My book Coaching 101 lays out the basic structure of a coaching relationship. It assumes a formalized coaching relationship with a beginning, a middle, and an end. However, you can also use coaching in your ministry in less formal ways– just as a way of relating and interacting. Think of it as a “coaching moment” instead of a “coaching relationship.”
For example, take the time to listen to a ministry colleague when they’re facing an obstacle. When one of your volunteers comes to you with a problem, ask a question rather than providing a solution. In essence– act like a coach in your day-to-day life and ministry.
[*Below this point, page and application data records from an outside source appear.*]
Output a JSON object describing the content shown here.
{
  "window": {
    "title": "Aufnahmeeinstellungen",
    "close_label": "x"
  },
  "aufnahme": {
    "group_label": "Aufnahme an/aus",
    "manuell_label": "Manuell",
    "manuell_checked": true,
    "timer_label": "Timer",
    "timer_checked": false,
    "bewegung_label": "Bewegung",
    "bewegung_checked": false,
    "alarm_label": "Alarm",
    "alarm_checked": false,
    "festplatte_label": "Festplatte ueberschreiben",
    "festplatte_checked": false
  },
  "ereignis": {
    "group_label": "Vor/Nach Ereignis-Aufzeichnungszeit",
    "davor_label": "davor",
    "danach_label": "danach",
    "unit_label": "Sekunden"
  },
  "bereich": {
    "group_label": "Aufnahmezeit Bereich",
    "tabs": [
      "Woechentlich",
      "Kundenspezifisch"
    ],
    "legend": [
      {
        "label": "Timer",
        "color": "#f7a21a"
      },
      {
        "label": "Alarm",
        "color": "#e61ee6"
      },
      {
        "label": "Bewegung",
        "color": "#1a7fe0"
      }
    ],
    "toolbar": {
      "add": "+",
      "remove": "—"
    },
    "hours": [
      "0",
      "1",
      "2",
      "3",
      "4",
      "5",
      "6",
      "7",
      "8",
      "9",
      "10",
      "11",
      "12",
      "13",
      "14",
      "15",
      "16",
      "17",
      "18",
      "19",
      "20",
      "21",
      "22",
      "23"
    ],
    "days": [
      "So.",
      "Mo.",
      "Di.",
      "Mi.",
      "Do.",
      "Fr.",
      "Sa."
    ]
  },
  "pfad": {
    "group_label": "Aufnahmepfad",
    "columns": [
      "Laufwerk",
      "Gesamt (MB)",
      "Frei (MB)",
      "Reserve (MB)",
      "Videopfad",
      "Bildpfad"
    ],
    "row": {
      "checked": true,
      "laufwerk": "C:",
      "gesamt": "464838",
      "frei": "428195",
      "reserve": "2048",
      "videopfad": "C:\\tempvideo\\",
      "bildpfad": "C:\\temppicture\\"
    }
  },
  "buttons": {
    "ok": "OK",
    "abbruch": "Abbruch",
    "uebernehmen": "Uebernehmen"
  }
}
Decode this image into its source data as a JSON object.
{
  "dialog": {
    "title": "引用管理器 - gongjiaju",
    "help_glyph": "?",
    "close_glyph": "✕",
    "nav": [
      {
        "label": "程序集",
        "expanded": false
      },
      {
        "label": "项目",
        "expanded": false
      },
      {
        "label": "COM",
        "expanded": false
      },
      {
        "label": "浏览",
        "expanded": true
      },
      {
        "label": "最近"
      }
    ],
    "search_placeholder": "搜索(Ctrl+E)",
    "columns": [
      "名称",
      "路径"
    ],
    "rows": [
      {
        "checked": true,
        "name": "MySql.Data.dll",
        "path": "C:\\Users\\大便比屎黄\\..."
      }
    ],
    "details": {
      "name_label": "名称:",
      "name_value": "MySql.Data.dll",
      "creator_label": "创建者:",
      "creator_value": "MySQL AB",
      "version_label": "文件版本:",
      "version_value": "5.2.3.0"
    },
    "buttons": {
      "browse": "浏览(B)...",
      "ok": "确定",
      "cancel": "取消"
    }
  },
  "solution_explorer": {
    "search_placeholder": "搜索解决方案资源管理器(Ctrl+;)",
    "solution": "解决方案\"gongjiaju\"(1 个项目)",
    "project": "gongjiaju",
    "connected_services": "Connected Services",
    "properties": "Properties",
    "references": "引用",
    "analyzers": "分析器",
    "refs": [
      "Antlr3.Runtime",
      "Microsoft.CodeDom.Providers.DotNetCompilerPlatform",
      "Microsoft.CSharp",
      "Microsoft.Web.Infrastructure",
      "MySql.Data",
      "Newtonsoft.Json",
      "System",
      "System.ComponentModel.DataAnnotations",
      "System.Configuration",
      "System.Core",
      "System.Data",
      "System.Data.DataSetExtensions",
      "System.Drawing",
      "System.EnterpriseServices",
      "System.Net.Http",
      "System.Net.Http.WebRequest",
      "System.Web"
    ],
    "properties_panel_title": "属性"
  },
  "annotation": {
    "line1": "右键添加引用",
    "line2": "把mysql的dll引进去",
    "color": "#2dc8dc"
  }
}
You can use coaching skills quite effectively in normal day-to-day interactions. It’s less structured and more spontaneous… but still makes a significant difference. Try it for a week and see how it goes.